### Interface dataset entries
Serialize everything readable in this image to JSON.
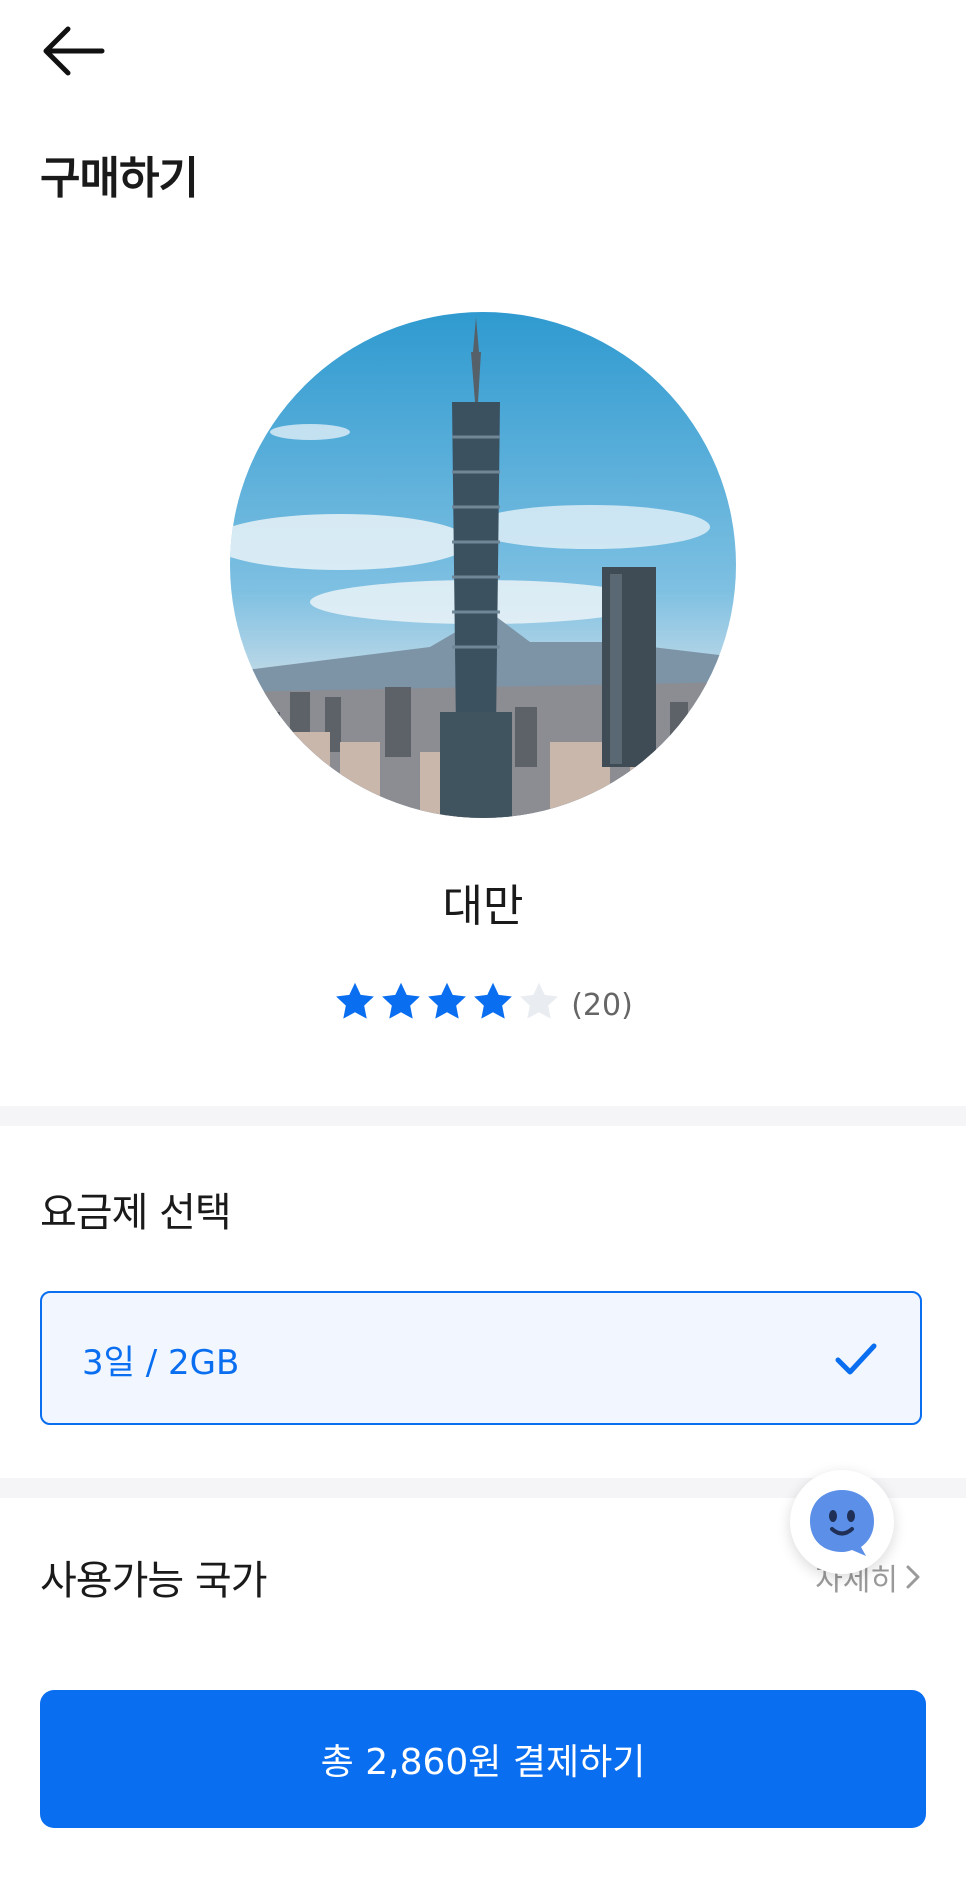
{
  "header": {
    "title": "구매하기",
    "back_icon": "arrow-left-icon"
  },
  "product": {
    "country": "대만",
    "rating": {
      "value": 4,
      "max": 5,
      "count_text": "(20)"
    }
  },
  "plan_section": {
    "title": "요금제 선택",
    "selected_plan": "3일 / 2GB"
  },
  "countries_section": {
    "title": "사용가능 국가",
    "detail_link": "자세히"
  },
  "chatbot": {
    "icon": "chatbot-icon"
  },
  "cta": {
    "label": "총 2,860원 결제하기"
  },
  "colors": {
    "accent": "#0a6ef0",
    "plan_bg": "#f1f6ff",
    "star_empty": "#e9ecf1",
    "divider": "#f5f5f7"
  }
}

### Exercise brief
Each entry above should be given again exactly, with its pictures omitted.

### Answer space
Serialize everything readable in this image to JSON.
{
  "header": {
    "title": "구매하기",
    "back_icon": "arrow-left-icon"
  },
  "product": {
    "country": "대만",
    "rating": {
      "value": 4,
      "max": 5,
      "count_text": "(20)"
    }
  },
  "plan_section": {
    "title": "요금제 선택",
    "selected_plan": "3일 / 2GB"
  },
  "countries_section": {
    "title": "사용가능 국가",
    "detail_link": "자세히"
  },
  "chatbot": {
    "icon": "chatbot-icon"
  },
  "cta": {
    "label": "총 2,860원 결제하기"
  },
  "colors": {
    "accent": "#0a6ef0",
    "plan_bg": "#f1f6ff",
    "star_empty": "#e9ecf1",
    "divider": "#f5f5f7"
  }
}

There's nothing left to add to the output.